warehouse. A view of the bastion, dated 1800,
is included in Smith's Antiquities of London, but
the external face was then, apparently, rendered
(14). Windsor Court, Monkwell Street. No. 2a,
known as "Bastion House," occupies the site of a
bastion found in 1865. It is described as a semi-circular tower, about 40 ft. high. "The materials
are rough flint and Kentish rag-stone, but ....
high up in the elevation, as shown in the engraving
(Plate 33), is a bonding-course of tiles resembling
Romas bricks, upon which is a floor of modern
rooms. In the face of the tower were appertures
which have been filled up with brickwork" [Illus.
Lond. News, Aug. 19th, 1865].
(15). East of Aldersgate. In 1922 the base of
the bastion shown by Ogilby and Morgan in the

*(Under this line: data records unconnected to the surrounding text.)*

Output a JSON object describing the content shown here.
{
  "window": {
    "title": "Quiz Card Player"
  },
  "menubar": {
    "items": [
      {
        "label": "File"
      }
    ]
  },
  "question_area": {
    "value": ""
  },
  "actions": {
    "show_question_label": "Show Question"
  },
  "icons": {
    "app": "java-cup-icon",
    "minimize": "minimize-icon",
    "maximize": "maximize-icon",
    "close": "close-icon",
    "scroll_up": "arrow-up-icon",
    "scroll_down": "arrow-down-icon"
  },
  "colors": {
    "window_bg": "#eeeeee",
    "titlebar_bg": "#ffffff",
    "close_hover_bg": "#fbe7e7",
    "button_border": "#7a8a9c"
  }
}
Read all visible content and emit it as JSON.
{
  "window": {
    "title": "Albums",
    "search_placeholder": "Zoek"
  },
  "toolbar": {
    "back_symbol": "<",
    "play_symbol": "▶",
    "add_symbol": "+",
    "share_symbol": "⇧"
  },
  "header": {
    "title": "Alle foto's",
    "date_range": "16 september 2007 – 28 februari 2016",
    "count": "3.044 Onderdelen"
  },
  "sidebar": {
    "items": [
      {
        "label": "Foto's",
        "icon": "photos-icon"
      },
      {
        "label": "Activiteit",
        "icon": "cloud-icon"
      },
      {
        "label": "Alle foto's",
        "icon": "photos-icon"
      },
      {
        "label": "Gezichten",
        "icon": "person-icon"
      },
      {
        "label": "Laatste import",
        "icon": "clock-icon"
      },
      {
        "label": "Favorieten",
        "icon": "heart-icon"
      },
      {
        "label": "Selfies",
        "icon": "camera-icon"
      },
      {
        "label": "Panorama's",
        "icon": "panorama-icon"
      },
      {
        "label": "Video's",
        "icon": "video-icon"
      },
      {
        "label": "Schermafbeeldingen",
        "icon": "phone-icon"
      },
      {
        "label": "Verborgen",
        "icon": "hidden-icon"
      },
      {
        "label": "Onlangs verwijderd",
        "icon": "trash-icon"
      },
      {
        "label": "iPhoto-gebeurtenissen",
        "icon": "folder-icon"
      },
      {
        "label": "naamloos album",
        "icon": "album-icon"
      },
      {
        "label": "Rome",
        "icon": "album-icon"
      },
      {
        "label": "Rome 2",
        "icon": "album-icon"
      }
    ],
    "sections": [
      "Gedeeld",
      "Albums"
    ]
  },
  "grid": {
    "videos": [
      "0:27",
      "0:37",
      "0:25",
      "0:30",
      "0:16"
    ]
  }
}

re-entrant angle of the town-wall here was uncovered, but there is no detailed record of its
structure [Journ. Rom. Studies, XI, 220]. Mr. F.
Lambert states definitely that it was hollow and
that only about two-thirds of the curve were
uncovered, the rest turning under a modern wall
on the edge of the site; it was not explored to its
base. Dr. P. Norman states that the W. face of
the bastion was flattened, indicating that the
building was of horse-shoe form.
(16). Near King Edward Street, beneath the
houses on the E. side of the street were discovered
in 1887, the foundations of a hollow semi-circular
tower. They were 5¼ ft. wide, and composed of
Kentish rag with some chalk and a few fragments
of old building-material. The internal measurements were 17¼ ft. by 16 ft. "Some pieces of
worked stone discovered [in the foundations]
showed traces of Norman mouldings and of foliage
of the Early English Period." The staircaseprojection forming part of the existing post-office
building marks the site. This tower is not shown
on Ogilby and Morgan's survey [G. E. Fox, Arch.,
LII, p. 610].
(17). Site of Christ's Hospital, E. end. In
1908–9, part of the base of a solid bastion of slightly
horseshoe plan was found here. It was about 26 ft.
in diameter, projected 16 ft., and was built of
random rubble, consisting of rag-stone, flints,
fragments of Roman tile, etc. The foundations
were carried down 7 ft. below the base of the plinth
of the town-wall, and rested on undisturbed ground
[Arch., LXIII, 276].
(18). Site of Christ's Hospital, middle part. The
same excavation (1908–9) uncovered the remains
of a second bastion (Plates 34 and 35), hollow and
of horseshoe plan. Its wall was 5½ ft. thick, and
the internal diameter was 13 ft. The base of the
structure lay at a depth of nearly 10 ft. below the
level of that of the Roman town-wall and was
without footings [Arch., LXIII, 281].
Fig. 28. From Archæologia, LXIII, by permission.
(19). Site of Christ's Hospital, angle bastion
(Plates 34, 36 and 37, and Fig. 28), now preserved
below the courtyard of the G.P.O. It is of
horseshoe plan with a projection of 26 ft., and
is hollow, with walls 7 ft. thick at the base which is
irregular (conforming to pre-existing hollows in the
ground), and reaches a maximum depth of 7 ft.
below the base of the plinth of the Roman townwall. The masonry of the tower was rag-stone set
in good white mortar; no re-used stones were found.
The external face was carefully pointed and
smoothed, whilst the internal face was irregular
and unpointed. The filling of the bastion below
a level of 10 ft. from the present surface, with the
exception of an easily distinguished sump-hole of
the 16th or 17th centuries, contained only Roman
objects. The upper part, which was apparently
the artificial filling of the bastion, included masses
of opus signinum flooring, fragments of rag-stone
with mortar adhering, roofing-tiles, much Roman
pottery, etc. The lower part had apparently not
been disturbed by the building of the bastion, and
represented surface-deposits antedating it. It
contained a few fragments of Roman pottery. This
bastion is shown on Ogilby and Morgan's survey
[Norman and Reader, Arch., p. 286].
(20) and (21). Between Newgate and Ludgate,
two bastions are shown on the map by John Leake,
etc., engraved by Hollar in 1666. The more
northern of the two was opposite Fleet Lane.